THE RECORDS:

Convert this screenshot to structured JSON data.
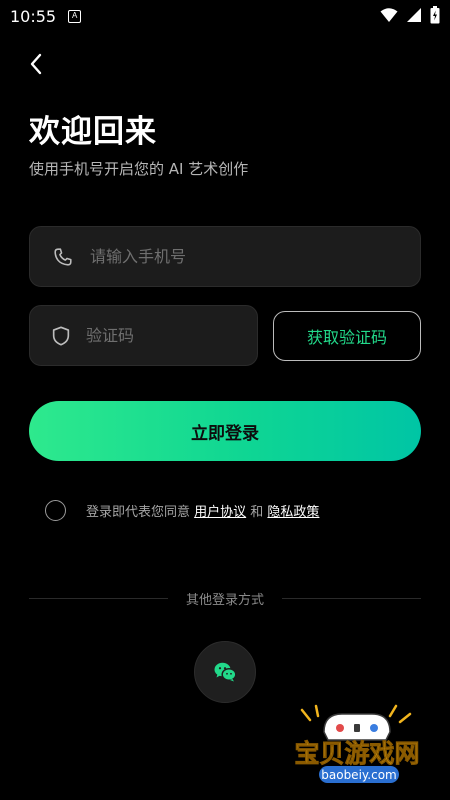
{
  "status": {
    "time": "10:55"
  },
  "header": {
    "title": "欢迎回来",
    "subtitle": "使用手机号开启您的 AI 艺术创作"
  },
  "form": {
    "phone_placeholder": "请输入手机号",
    "code_placeholder": "验证码",
    "get_code_label": "获取验证码",
    "login_label": "立即登录"
  },
  "agreement": {
    "prefix": "登录即代表您同意 ",
    "user_agreement": "用户协议",
    "and": " 和 ",
    "privacy_policy": "隐私政策"
  },
  "other_login": {
    "label": "其他登录方式"
  },
  "colors": {
    "accent_green": "#22d98a",
    "gradient_start": "#2ee98d",
    "gradient_end": "#00c5a5",
    "background": "#000000",
    "field_bg": "#1c1c1c"
  },
  "icons": [
    "back-icon",
    "phone-icon",
    "shield-icon",
    "wechat-icon",
    "wifi-icon",
    "signal-icon",
    "battery-icon"
  ],
  "watermark": {
    "brand": "宝贝游戏网",
    "domain": "baobeiy.com"
  }
}
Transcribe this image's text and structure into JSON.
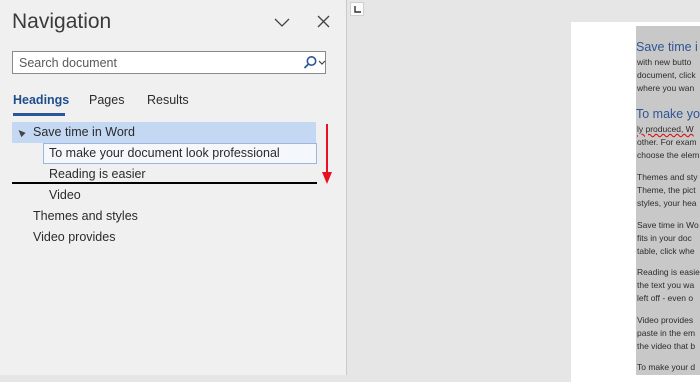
{
  "nav": {
    "title": "Navigation",
    "search": {
      "placeholder": "Search document"
    },
    "tabs": [
      {
        "label": "Headings",
        "active": true
      },
      {
        "label": "Pages",
        "active": false
      },
      {
        "label": "Results",
        "active": false
      }
    ],
    "tree": [
      {
        "label": "Save time in Word",
        "level": 1,
        "selected": true,
        "expanded": true
      },
      {
        "label": "To make your document look professional",
        "level": 2,
        "dragging": true
      },
      {
        "label": "Reading is easier",
        "level": 2
      },
      {
        "label": "Video",
        "level": 2
      },
      {
        "label": "Themes and styles",
        "level": 1
      },
      {
        "label": "Video provides",
        "level": 1
      }
    ]
  },
  "doc": {
    "heading1": "Save time i",
    "heading2": "To make yo",
    "lines": [
      "with new butto",
      "document, click",
      "where you wan",
      "ly produced, W",
      "other. For exam",
      "choose the elem",
      "Themes and sty",
      "Theme, the pict",
      "styles, your hea",
      "Save time in Wo",
      "fits in your doc",
      "table, click whe",
      "Reading is easie",
      "the text you wa",
      "left off - even o",
      "Video provides",
      "paste in the em",
      "the video that b",
      "To make your d"
    ]
  },
  "colors": {
    "accent": "#2b579a",
    "selected_row": "#c5d8f3",
    "drag_arrow": "#e81123",
    "heading_text": "#2f5597",
    "doc_selection": "#c8c8c8"
  },
  "icons": [
    "chevron-down-icon",
    "close-icon",
    "search-icon",
    "dropdown-icon",
    "collapse-triangle-icon",
    "ruler-tab-icon",
    "drag-arrow-icon"
  ]
}
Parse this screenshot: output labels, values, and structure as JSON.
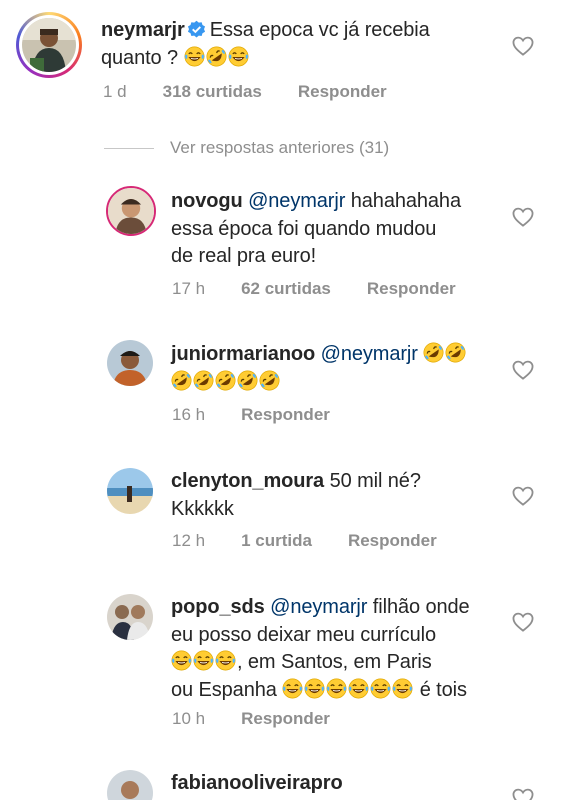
{
  "main_comment": {
    "username": "neymarjr",
    "text_line1": "Essa epoca vc já recebia",
    "text_line2": "quanto ?",
    "time": "1 d",
    "likes": "318 curtidas",
    "reply": "Responder"
  },
  "view_previous": "Ver respostas anteriores (31)",
  "replies": [
    {
      "username": "novogu",
      "mention": "@neymarjr",
      "text_a": "hahahahaha",
      "text_b": "essa época foi quando mudou",
      "text_c": "de real pra euro!",
      "time": "17 h",
      "likes": "62 curtidas",
      "reply": "Responder"
    },
    {
      "username": "juniormarianoo",
      "mention": "@neymarjr",
      "time": "16 h",
      "reply": "Responder"
    },
    {
      "username": "clenyton_moura",
      "text_a": "50 mil né?",
      "text_b": "Kkkkkk",
      "time": "12 h",
      "likes": "1 curtida",
      "reply": "Responder"
    },
    {
      "username": "popo_sds",
      "mention": "@neymarjr",
      "text_a": "filhão onde",
      "text_b": "eu posso deixar meu currículo",
      "text_c": ", em Santos, em Paris",
      "text_d": "ou Espanha",
      "text_e": "é tois",
      "time": "10 h",
      "reply": "Responder"
    },
    {
      "username": "fabianooliveirapro"
    }
  ],
  "icons": {
    "heart": "heart-outline-icon",
    "verified": "verified-badge-icon",
    "emoji_joy": "face-with-tears-of-joy-icon",
    "emoji_rofl": "rolling-on-floor-laughing-icon"
  },
  "colors": {
    "text": "#262626",
    "muted": "#8e8e8e",
    "mention": "#003569",
    "verified": "#3897f0",
    "emoji": "#ffcc33"
  }
}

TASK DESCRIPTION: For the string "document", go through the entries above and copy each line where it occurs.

EXERCISE RESPONSE:
      "placeholder": "Search document"
        "label": "To make your document look professional",
      "document, click",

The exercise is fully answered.